= Beginning of Section =

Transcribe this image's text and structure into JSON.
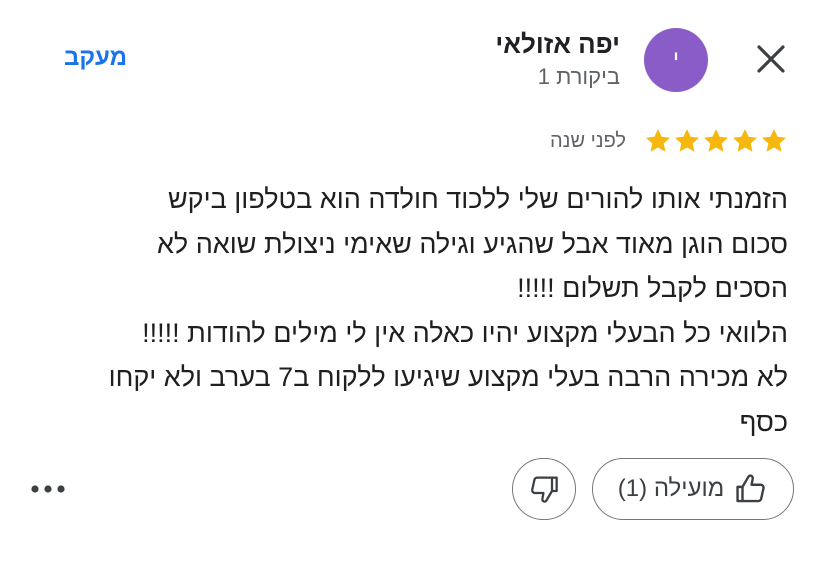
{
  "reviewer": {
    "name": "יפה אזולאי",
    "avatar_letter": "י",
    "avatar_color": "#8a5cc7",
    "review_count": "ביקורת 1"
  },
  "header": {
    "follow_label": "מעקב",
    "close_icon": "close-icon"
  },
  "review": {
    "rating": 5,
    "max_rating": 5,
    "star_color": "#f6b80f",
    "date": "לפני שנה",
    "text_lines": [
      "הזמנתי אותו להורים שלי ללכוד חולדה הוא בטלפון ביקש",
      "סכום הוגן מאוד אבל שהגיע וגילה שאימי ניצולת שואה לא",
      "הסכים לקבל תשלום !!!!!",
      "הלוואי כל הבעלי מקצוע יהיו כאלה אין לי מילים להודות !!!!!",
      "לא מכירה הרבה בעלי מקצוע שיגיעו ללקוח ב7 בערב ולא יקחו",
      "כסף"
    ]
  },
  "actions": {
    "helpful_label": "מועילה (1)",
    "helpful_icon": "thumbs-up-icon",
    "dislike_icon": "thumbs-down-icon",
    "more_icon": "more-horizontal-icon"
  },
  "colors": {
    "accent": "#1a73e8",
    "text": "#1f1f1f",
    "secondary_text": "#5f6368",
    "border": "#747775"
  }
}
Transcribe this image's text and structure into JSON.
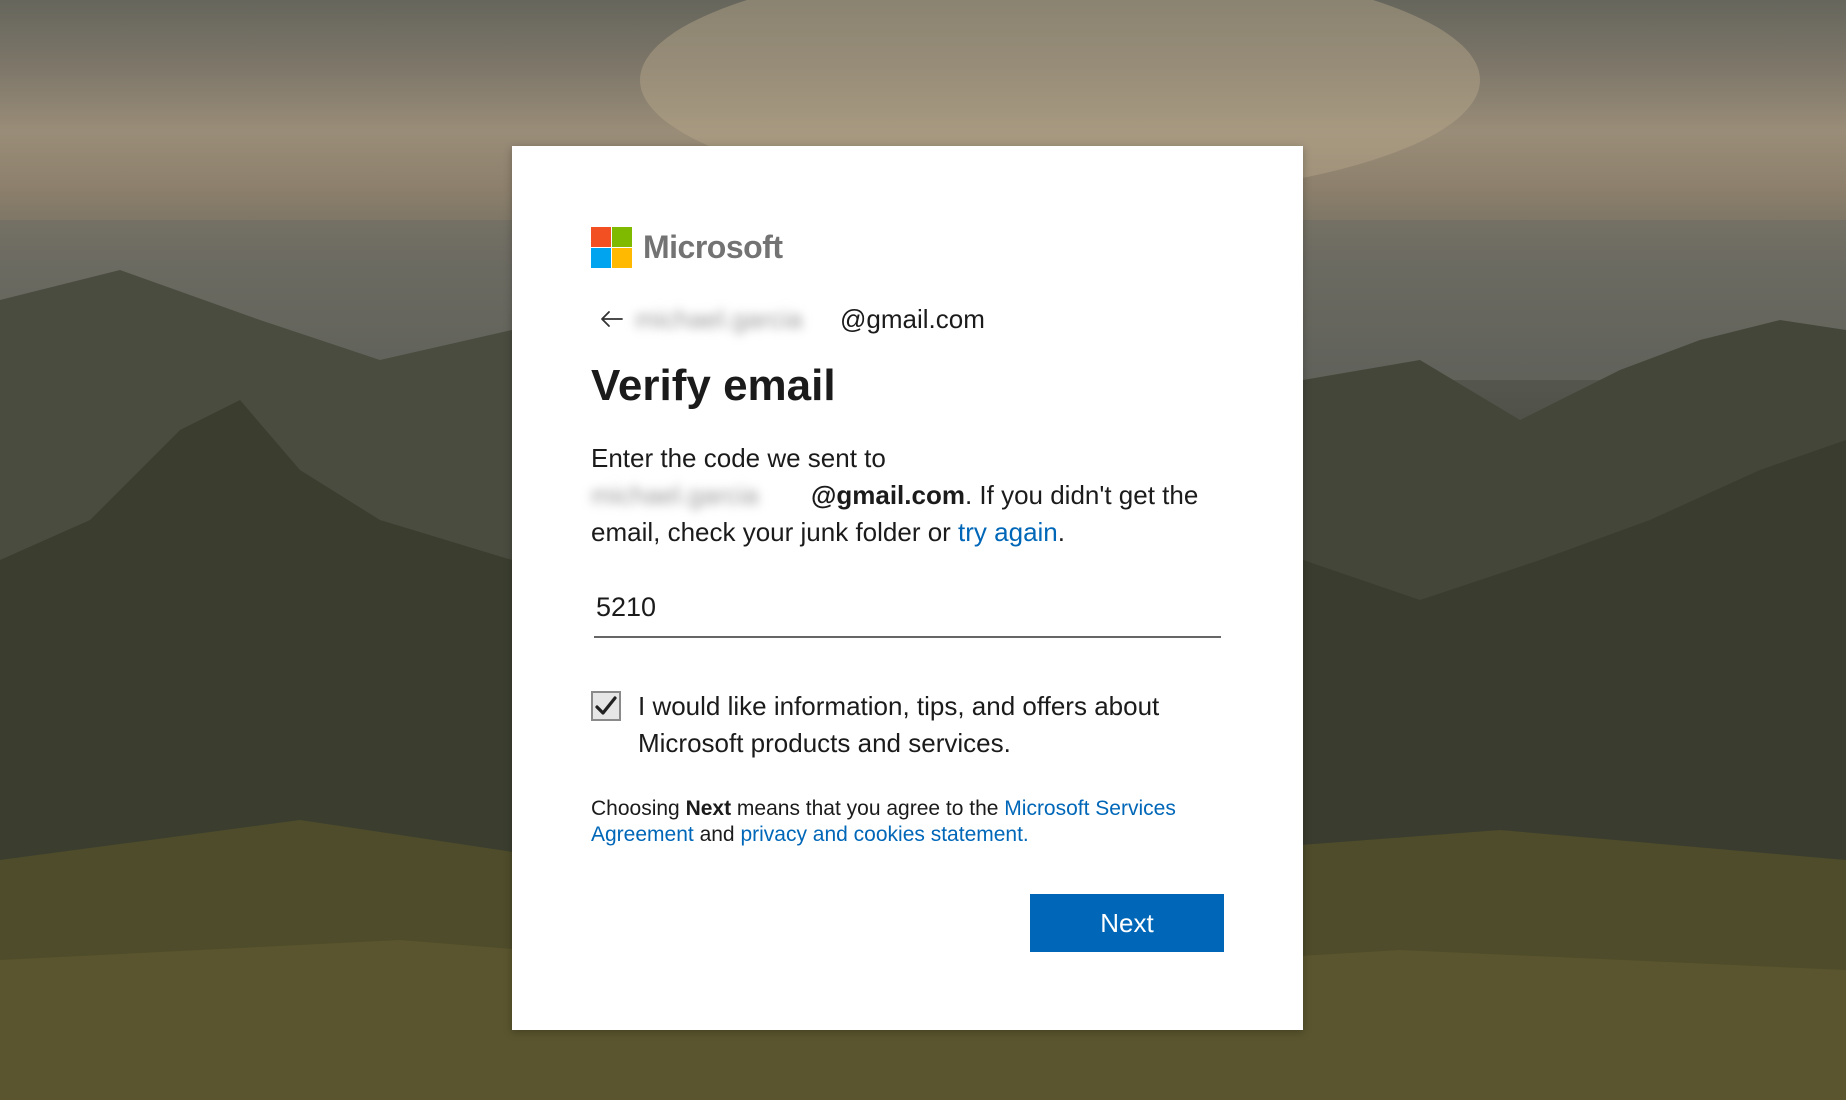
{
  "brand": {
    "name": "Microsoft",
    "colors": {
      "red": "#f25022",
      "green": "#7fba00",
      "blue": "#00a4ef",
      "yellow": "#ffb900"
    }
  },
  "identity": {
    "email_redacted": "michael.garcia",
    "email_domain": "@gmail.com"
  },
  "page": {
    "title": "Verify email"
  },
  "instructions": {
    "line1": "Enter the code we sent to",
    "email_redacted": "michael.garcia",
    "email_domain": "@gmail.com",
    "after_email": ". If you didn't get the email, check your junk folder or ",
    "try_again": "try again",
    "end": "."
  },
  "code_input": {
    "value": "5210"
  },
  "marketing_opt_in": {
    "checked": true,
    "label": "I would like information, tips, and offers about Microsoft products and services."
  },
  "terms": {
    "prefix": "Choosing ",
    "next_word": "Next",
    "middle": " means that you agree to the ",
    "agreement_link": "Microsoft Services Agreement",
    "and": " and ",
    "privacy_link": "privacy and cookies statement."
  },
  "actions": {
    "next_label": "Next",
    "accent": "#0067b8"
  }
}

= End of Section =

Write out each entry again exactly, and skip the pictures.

[Response to the exercise]
Transcribe this image's text and structure into JSON.
{
  "reviewer": {
    "name": "יפה אזולאי",
    "avatar_letter": "י",
    "avatar_color": "#8a5cc7",
    "review_count": "ביקורת 1"
  },
  "header": {
    "follow_label": "מעקב",
    "close_icon": "close-icon"
  },
  "review": {
    "rating": 5,
    "max_rating": 5,
    "star_color": "#f6b80f",
    "date": "לפני שנה",
    "text_lines": [
      "הזמנתי אותו להורים שלי ללכוד חולדה הוא בטלפון ביקש",
      "סכום הוגן מאוד אבל שהגיע וגילה שאימי ניצולת שואה לא",
      "הסכים לקבל תשלום !!!!!",
      "הלוואי כל הבעלי מקצוע יהיו כאלה אין לי מילים להודות !!!!!",
      "לא מכירה הרבה בעלי מקצוע שיגיעו ללקוח ב7 בערב ולא יקחו",
      "כסף"
    ]
  },
  "actions": {
    "helpful_label": "מועילה (1)",
    "helpful_icon": "thumbs-up-icon",
    "dislike_icon": "thumbs-down-icon",
    "more_icon": "more-horizontal-icon"
  },
  "colors": {
    "accent": "#1a73e8",
    "text": "#1f1f1f",
    "secondary_text": "#5f6368",
    "border": "#747775"
  }
}
Transcribe this image's text and structure into JSON.
{
  "brand": {
    "name": "Microsoft",
    "colors": {
      "red": "#f25022",
      "green": "#7fba00",
      "blue": "#00a4ef",
      "yellow": "#ffb900"
    }
  },
  "identity": {
    "email_redacted": "michael.garcia",
    "email_domain": "@gmail.com"
  },
  "page": {
    "title": "Verify email"
  },
  "instructions": {
    "line1": "Enter the code we sent to",
    "email_redacted": "michael.garcia",
    "email_domain": "@gmail.com",
    "after_email": ". If you didn't get the email, check your junk folder or ",
    "try_again": "try again",
    "end": "."
  },
  "code_input": {
    "value": "5210"
  },
  "marketing_opt_in": {
    "checked": true,
    "label": "I would like information, tips, and offers about Microsoft products and services."
  },
  "terms": {
    "prefix": "Choosing ",
    "next_word": "Next",
    "middle": " means that you agree to the ",
    "agreement_link": "Microsoft Services Agreement",
    "and": " and ",
    "privacy_link": "privacy and cookies statement."
  },
  "actions": {
    "next_label": "Next",
    "accent": "#0067b8"
  }
}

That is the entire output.